challenged conduct caused vaccine manufacturers other than Sanofi to exit the market, decline to
enter it, or otherwise limit their investment into productive capabilities,” (see Br. in Supp. Mot.
at 8), is a mischaracterization of this Court’s holding. In concluding that the counterclaim failed
to allege anti-competitive effects, the Court held that Sanofi failed “to allege facts from which to
draw a plausible inference that manufacturers exited the market as a result of depressed prices
caused by the allegedly illegal PBGs.” (CM/ECF No. 135 at 14, emphasis added.) In other
words, the Court held that the counterclaim failed to set forth a factual basis to infer a plausible
nexus between the challenged conduct and the anti-competitive effect, and therefore concluded
that the counterclaim failed to allege an anti-competitive effect adequately.
Third, Sanofi’s assertion that “[t]he Court held that below cost pricing was necessary”
to allege direct proof of market power is inaccurate. In concluding that the counterclaim
failed to allege direct proof of market power, the Court specifically held that the counterclaim
lacked “specific facts supporting the plausible inference that PBGs control or depress prices
below competitive levels.” (CM/ECF No. 135 at 16, emphasis added.) The Court noted that
Sanofi had “acknowledged that contracting with PBGs can win profitable incremental
business” to emphasize the point that the counterclaim was devoid of facts supporting the
plausible inference that PBGs control or depress prices below competitive levels. (See
CNI/ECF No, 135 at 16.) The Court did not, however, specifically address whether prices
could be driven below competitive levels while remaining above-costs.
As Sanofi has failed to establish either a substantial ground for difference of
opinion or a likelihood that an interlocutory appeal would advance the termination of
this litigation, the Court declines to grant leave to appeal pursuant to 28 U.S.C.
For the foregoing reasons, Sanofi’s motion for entry of final judgment pursuant to Fed.
R. Civ, P. 54(b), or leave to file an interlocutory appeal pursuant to 28 U.S.C.
§ 1292(b), is
denied. An appropriate order follows.
Dated: April.4L 2013
E L. LINARES
.S. DISTRICT JUDGE
The Court recognizes that Sanofi disagrees with this Court’s interpretation of the cases upon which it relied in
concluding that Sanofi’s allegations of indirect market power were inadequate. To the extent that Sanofi
believes that this Court’s Opinion was contrary to controlling precedent, it could have moved for

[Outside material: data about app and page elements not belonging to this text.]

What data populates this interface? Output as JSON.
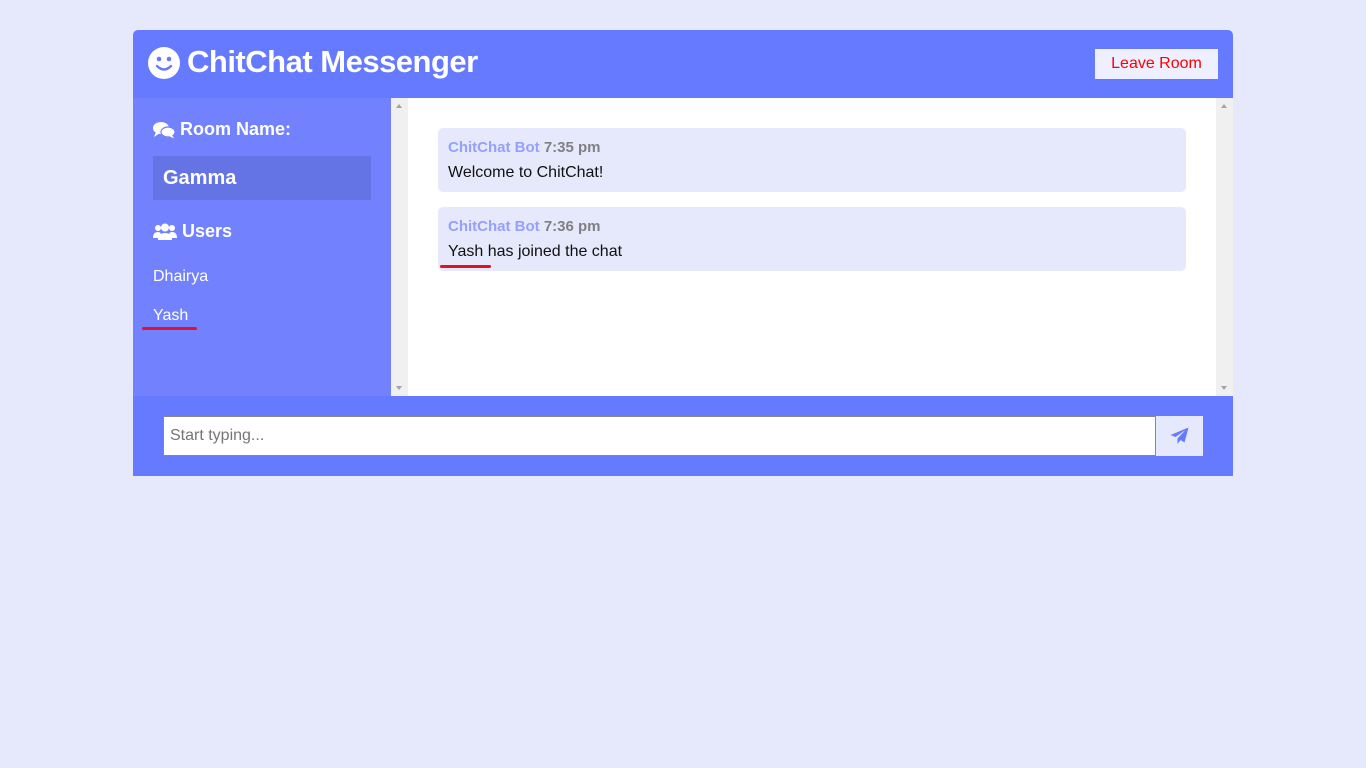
{
  "header": {
    "title": "ChitChat Messenger",
    "logo_icon": "smiley-icon",
    "leave_label": "Leave Room"
  },
  "sidebar": {
    "room_heading": "Room Name:",
    "room_name": "Gamma",
    "users_heading": "Users",
    "users": [
      "Dhairya",
      "Yash"
    ]
  },
  "messages": [
    {
      "author": "ChitChat Bot",
      "time": "7:35 pm",
      "text": "Welcome to ChitChat!"
    },
    {
      "author": "ChitChat Bot",
      "time": "7:36 pm",
      "text": "Yash has joined the chat"
    }
  ],
  "composer": {
    "placeholder": "Start typing...",
    "send_icon": "paper-plane-icon"
  },
  "colors": {
    "page_bg": "#e6e9fc",
    "header_bg": "#667aff",
    "sidebar_bg": "#7282ff",
    "room_box_bg": "#6474e5",
    "leave_text": "#ff0000",
    "annotation_underline": "#e0112b"
  }
}
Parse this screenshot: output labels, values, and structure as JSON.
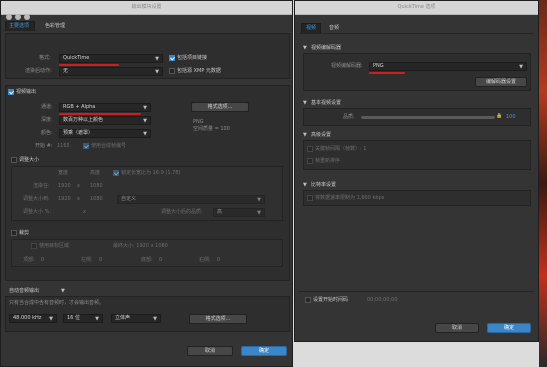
{
  "left_window": {
    "title": "输出模块设置",
    "tabs": [
      "主要选项",
      "色彩管理"
    ],
    "format_label": "格式:",
    "format_value": "QuickTime",
    "include_project_link": "包括项目链接",
    "post_render_label": "渲染后动作:",
    "post_render_value": "无",
    "include_xmp": "包括源 XMP 元数据",
    "video_output": "视频输出",
    "channels_label": "通道:",
    "channels_value": "RGB + Alpha",
    "format_options_button": "格式选项...",
    "depth_label": "深度:",
    "depth_value": "数百万种以上颜色",
    "codec_info_name": "PNG",
    "codec_info_quality": "空间质量 = 100",
    "color_label": "颜色:",
    "color_value": "预乘（遮罩）",
    "start_label": "开始 #:",
    "start_value": "1165",
    "use_comp_frame": "使用合成帧编号",
    "resize": "调整大小",
    "col_width": "宽度",
    "col_height": "高度",
    "lock_ratio": "锁定长宽比为 16:9 (1.78)",
    "render_at_label": "渲染在:",
    "render_at_w": "1920",
    "render_at_h": "1080",
    "resize_to_label": "调整大小到:",
    "resize_to_w": "1920",
    "resize_to_h": "1080",
    "resize_to_preset": "自定义",
    "resize_pct_label": "调整大小 %:",
    "resize_pct_x": "x",
    "resize_quality_label": "调整大小后的品质:",
    "resize_quality_value": "高",
    "crop": "裁剪",
    "use_roi": "使用目标区域",
    "final_size": "最终大小: 1920 x 1080",
    "top_label": "顶部:",
    "top_value": "0",
    "left_label": "左侧:",
    "left_value": "0",
    "bottom_label": "底部:",
    "bottom_value": "0",
    "right_label": "右侧:",
    "right_value": "0",
    "auto_audio": "自动音频输出",
    "audio_note": "只有当合成中含有音频时，才会输出音频。",
    "sample_rate": "48.000 kHz",
    "bit_depth": "16 位",
    "stereo": "立体声",
    "audio_format_button": "格式选项...",
    "cancel": "取消",
    "ok": "确定"
  },
  "right_window": {
    "title": "QuickTime 选项",
    "tabs": [
      "视频",
      "音频"
    ],
    "codec_section": "视频编解码器",
    "codec_label": "视频编解码器:",
    "codec_value": "PNG",
    "codec_settings_button": "编解码器设置",
    "basic_section": "基本视频设置",
    "quality_label": "品质:",
    "quality_value": "100",
    "advanced_section": "高级设置",
    "keyframe": "关键帧间隔（帧数）: 1",
    "frame_reorder": "帧重新排序",
    "bitrate_section": "比特率设置",
    "bitrate_limit": "将数据速率限制为  1,600 kbps",
    "set_start_timecode": "设置开始时间码",
    "timecode_value": "00;00;00;00",
    "cancel": "取消",
    "ok": "确定"
  },
  "colors": {
    "accent_blue": "#3b86c7",
    "annotation_red": "#d11d1d",
    "panel_bg": "#343434"
  }
}
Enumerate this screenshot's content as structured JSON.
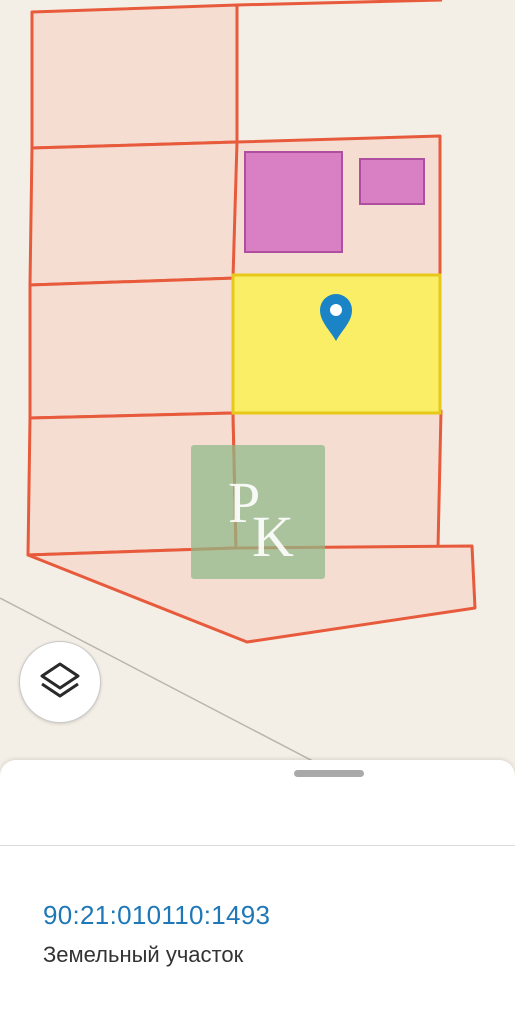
{
  "map": {
    "parcels": {
      "fill": "#f5ddd1",
      "stroke": "#e85a3c"
    },
    "selected_parcel": {
      "fill": "#f9ee65",
      "stroke": "#e8c91a"
    },
    "buildings": {
      "fill": "#d97fc4",
      "stroke": "#b04fa0"
    },
    "marker": {
      "icon": "map-pin-icon",
      "color": "#1a84c6"
    },
    "watermark": {
      "text": "РК",
      "color": "#8fb888"
    }
  },
  "controls": {
    "layers_icon": "layers-icon"
  },
  "info_sheet": {
    "cadastral_number": "90:21:010110:1493",
    "object_type": "Земельный участок"
  }
}
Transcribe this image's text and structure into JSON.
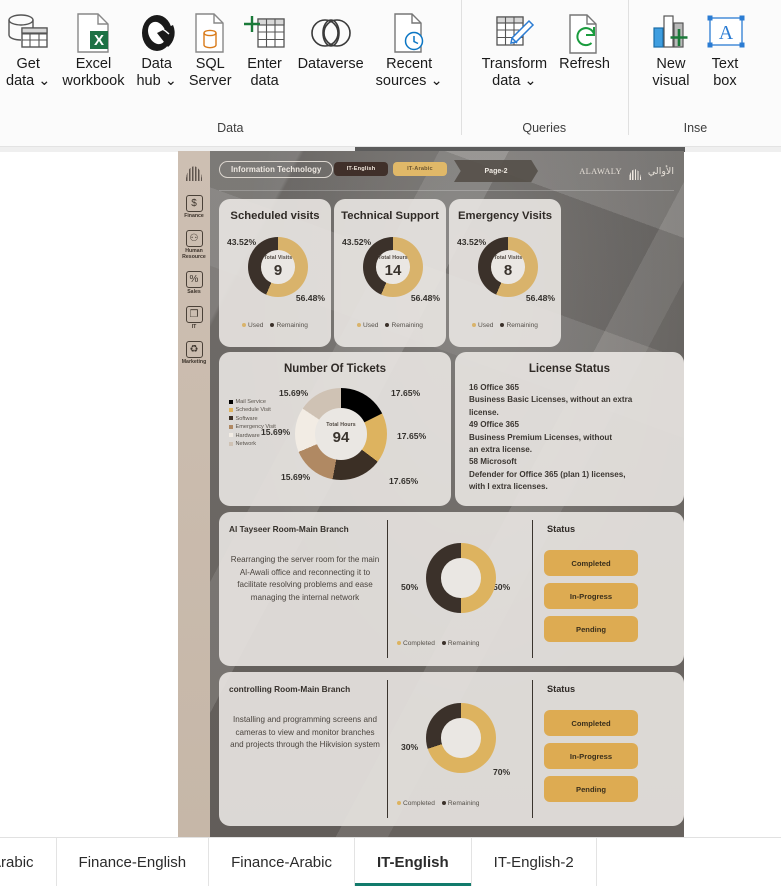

reconsideration. Sanofi’s mere disagreement with this Court’s interpretation of case law is an insufficient basis
to establish a substantial ground for difference of opinion such that leave to appeal under 28 U.S.C. 1292(b)
would be appropriate.